Return every line below in which "this" appears.

Top of Provided records

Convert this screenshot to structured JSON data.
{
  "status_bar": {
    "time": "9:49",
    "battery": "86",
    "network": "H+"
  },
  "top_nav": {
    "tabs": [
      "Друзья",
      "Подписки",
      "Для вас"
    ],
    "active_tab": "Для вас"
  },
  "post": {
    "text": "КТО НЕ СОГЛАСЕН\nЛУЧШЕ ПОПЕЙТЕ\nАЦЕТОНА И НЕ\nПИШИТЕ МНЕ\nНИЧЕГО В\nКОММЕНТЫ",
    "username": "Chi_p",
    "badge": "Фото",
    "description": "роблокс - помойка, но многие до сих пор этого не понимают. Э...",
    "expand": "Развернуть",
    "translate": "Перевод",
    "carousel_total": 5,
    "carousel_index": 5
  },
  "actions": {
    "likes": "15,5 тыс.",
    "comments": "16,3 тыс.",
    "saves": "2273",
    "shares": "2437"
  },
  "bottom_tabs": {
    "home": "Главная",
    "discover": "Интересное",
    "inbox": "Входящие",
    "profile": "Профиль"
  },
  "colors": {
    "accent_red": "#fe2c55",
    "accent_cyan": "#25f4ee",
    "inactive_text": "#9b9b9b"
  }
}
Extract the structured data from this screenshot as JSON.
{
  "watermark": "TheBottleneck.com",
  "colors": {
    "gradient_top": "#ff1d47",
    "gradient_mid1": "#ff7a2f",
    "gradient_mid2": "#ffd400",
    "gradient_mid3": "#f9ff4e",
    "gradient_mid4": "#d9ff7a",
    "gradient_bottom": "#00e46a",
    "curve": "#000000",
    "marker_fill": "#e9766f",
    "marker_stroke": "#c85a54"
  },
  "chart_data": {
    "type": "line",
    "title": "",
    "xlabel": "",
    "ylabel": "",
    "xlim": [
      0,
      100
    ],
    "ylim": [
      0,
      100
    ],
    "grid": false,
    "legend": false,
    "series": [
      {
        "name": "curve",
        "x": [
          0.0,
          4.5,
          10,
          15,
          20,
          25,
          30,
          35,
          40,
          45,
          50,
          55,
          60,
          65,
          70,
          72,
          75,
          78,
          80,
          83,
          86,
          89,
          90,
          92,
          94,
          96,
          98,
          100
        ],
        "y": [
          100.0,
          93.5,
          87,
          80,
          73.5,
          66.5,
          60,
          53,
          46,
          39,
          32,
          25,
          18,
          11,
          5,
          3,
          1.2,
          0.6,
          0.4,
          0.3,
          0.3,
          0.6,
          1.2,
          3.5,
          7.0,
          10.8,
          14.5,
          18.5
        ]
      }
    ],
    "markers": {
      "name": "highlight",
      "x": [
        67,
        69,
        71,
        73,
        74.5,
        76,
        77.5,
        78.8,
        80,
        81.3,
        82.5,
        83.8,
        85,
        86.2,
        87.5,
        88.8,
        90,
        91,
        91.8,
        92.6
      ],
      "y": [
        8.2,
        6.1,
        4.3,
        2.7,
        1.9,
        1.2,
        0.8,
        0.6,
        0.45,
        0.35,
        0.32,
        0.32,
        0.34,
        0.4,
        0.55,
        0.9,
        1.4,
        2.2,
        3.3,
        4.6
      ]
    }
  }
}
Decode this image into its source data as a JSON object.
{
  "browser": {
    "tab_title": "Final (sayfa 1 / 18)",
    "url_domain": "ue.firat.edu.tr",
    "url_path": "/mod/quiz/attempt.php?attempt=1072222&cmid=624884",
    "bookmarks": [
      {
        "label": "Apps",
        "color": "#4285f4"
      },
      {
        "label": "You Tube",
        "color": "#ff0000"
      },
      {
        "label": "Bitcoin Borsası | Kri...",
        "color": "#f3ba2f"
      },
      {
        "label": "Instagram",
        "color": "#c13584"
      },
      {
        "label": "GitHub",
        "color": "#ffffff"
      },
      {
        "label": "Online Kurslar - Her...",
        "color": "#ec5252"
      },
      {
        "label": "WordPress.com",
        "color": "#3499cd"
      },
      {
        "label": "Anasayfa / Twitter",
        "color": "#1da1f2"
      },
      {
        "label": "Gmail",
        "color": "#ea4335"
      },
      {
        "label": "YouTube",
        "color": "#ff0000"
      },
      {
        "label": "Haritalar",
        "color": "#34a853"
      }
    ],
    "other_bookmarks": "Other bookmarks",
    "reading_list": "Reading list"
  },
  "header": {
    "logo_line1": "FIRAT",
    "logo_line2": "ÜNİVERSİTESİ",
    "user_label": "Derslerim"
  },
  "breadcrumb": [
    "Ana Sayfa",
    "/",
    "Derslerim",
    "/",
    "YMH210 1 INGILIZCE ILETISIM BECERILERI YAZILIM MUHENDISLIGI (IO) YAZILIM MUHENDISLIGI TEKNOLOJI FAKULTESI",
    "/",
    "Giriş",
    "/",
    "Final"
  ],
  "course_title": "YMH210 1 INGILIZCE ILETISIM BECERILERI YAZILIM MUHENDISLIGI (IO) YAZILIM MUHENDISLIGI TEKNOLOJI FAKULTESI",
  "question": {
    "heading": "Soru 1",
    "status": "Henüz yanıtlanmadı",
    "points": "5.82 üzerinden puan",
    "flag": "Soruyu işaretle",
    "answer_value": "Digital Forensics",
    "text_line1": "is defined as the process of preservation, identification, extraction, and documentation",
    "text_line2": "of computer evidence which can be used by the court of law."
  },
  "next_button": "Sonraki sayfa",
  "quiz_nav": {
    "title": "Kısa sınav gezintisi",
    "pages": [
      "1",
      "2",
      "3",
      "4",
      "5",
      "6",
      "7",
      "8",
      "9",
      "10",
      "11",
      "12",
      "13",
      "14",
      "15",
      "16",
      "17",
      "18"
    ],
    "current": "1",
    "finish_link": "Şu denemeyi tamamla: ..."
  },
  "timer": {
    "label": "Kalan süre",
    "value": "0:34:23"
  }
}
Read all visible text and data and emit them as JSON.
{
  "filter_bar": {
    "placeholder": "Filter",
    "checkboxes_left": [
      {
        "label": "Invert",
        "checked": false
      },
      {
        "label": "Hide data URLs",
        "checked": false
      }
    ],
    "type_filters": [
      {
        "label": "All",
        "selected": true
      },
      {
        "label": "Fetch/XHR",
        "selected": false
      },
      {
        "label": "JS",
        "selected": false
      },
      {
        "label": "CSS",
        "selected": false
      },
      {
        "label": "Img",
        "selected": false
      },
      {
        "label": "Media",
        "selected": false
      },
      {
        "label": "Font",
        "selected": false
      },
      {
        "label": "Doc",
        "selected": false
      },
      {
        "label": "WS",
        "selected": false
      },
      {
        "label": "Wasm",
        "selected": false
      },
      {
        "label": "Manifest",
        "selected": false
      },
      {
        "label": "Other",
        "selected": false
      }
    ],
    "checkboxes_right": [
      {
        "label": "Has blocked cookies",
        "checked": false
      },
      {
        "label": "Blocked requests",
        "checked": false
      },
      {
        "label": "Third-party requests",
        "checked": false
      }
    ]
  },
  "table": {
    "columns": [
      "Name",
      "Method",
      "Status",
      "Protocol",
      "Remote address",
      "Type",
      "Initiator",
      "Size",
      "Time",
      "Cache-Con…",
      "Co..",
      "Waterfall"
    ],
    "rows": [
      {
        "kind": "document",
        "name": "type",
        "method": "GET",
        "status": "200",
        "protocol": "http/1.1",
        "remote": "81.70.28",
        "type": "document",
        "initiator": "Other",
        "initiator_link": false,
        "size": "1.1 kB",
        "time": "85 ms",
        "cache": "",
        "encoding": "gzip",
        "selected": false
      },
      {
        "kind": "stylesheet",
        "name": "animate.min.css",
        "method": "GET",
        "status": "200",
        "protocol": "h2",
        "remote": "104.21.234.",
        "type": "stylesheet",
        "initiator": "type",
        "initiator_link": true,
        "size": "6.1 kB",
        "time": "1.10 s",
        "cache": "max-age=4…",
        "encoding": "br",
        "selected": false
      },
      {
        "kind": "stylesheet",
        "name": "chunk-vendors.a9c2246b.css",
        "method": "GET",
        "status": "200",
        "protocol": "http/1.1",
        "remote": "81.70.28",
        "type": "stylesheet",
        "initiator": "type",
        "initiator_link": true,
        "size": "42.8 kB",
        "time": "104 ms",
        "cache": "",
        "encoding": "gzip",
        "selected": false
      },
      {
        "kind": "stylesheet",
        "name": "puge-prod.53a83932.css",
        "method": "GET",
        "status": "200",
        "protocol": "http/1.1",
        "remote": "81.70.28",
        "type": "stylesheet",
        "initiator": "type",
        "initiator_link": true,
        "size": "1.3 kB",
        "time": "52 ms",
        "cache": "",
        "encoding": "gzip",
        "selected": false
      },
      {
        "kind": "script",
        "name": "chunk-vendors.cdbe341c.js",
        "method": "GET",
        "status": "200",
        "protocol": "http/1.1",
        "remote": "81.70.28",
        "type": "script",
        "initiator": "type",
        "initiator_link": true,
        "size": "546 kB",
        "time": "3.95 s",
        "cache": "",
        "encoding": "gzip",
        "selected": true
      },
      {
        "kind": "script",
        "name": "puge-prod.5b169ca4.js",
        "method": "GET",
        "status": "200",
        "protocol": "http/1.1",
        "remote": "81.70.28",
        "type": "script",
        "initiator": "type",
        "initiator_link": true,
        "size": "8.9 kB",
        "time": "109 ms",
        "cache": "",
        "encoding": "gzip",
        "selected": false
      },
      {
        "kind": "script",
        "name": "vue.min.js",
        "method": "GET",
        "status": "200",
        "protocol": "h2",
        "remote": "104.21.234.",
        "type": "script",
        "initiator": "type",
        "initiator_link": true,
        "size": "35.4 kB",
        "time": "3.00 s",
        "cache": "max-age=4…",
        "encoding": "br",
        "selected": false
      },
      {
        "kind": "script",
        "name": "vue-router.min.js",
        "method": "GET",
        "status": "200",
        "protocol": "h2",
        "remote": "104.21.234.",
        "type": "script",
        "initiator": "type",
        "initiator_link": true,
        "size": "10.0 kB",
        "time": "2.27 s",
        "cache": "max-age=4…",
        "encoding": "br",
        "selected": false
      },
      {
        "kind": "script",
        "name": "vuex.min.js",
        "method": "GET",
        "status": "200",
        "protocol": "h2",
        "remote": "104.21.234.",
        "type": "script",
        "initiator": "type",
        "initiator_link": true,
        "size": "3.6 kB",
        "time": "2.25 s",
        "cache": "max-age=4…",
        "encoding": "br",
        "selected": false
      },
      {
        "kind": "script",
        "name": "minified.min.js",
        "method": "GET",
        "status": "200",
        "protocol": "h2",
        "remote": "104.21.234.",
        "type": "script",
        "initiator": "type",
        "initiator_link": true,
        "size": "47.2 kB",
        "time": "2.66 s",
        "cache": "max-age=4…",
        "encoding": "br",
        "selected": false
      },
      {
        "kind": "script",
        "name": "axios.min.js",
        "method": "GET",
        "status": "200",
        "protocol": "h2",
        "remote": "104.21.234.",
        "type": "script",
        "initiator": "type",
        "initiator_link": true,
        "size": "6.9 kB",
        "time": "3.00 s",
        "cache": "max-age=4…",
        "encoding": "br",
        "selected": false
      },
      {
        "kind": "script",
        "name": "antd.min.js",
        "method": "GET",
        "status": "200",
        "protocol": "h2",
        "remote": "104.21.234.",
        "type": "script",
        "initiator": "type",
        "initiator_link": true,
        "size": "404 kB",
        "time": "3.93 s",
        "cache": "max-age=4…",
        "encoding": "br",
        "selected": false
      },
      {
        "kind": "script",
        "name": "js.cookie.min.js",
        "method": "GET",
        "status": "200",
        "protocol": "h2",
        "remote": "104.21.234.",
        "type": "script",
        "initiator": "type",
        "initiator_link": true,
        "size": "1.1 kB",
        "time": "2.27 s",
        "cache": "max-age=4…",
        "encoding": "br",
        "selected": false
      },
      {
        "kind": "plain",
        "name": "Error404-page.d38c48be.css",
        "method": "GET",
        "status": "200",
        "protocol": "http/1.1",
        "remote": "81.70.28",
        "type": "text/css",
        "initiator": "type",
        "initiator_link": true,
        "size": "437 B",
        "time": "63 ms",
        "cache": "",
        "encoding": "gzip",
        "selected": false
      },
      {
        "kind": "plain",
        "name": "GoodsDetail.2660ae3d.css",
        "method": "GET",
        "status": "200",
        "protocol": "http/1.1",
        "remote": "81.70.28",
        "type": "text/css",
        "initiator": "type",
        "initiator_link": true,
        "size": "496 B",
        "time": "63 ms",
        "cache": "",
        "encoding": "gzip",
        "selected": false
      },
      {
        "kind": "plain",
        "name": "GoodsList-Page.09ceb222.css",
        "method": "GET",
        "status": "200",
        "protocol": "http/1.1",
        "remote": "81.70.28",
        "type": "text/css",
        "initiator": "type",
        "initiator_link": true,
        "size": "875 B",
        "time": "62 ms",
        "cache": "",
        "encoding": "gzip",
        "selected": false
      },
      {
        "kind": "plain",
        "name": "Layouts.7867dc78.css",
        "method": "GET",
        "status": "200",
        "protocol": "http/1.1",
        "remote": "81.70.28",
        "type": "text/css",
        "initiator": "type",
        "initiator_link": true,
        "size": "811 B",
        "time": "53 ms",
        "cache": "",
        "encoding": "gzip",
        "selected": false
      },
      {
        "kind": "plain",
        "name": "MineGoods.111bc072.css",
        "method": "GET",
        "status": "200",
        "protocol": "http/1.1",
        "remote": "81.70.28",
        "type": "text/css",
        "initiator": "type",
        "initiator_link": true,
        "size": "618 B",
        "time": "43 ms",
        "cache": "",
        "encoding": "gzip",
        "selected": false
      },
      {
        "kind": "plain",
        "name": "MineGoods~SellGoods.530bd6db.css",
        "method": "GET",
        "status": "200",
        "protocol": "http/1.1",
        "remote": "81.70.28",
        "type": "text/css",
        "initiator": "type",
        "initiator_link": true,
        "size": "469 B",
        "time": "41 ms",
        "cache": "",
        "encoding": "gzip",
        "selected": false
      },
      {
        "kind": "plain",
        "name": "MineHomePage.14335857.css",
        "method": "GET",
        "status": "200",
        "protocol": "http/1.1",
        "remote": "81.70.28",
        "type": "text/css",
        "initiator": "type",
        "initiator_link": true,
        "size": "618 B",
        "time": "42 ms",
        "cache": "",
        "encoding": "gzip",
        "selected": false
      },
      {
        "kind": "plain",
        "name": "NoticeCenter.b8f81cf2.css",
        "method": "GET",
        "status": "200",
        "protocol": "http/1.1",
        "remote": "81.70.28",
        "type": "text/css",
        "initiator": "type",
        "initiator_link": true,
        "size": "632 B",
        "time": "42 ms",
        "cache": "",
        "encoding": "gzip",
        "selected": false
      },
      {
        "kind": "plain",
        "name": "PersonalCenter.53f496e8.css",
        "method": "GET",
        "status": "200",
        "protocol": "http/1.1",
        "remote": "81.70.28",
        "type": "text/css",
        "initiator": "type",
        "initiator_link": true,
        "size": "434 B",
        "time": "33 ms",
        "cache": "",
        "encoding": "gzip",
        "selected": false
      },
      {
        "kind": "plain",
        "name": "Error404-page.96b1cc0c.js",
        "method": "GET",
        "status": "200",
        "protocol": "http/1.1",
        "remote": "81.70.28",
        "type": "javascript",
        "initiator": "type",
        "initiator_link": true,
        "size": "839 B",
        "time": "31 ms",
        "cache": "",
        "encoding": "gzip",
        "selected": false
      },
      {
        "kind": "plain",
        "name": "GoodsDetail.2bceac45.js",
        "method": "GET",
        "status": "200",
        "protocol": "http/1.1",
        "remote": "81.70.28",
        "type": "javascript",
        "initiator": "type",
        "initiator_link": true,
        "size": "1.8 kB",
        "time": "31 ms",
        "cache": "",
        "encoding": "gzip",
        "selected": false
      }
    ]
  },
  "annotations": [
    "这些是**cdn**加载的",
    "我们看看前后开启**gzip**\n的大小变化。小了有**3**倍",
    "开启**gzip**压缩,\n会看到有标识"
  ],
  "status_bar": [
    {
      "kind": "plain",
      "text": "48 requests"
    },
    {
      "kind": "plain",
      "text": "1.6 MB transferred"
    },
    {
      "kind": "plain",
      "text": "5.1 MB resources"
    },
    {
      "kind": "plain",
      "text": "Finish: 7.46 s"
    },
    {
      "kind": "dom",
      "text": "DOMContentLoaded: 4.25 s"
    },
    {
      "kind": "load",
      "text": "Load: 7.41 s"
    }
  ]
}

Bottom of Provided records

# Response area:
Convert this screenshot to structured JSON data.
Extract the structured data from this screenshot as JSON.
Decode this image into its source data as a JSON object.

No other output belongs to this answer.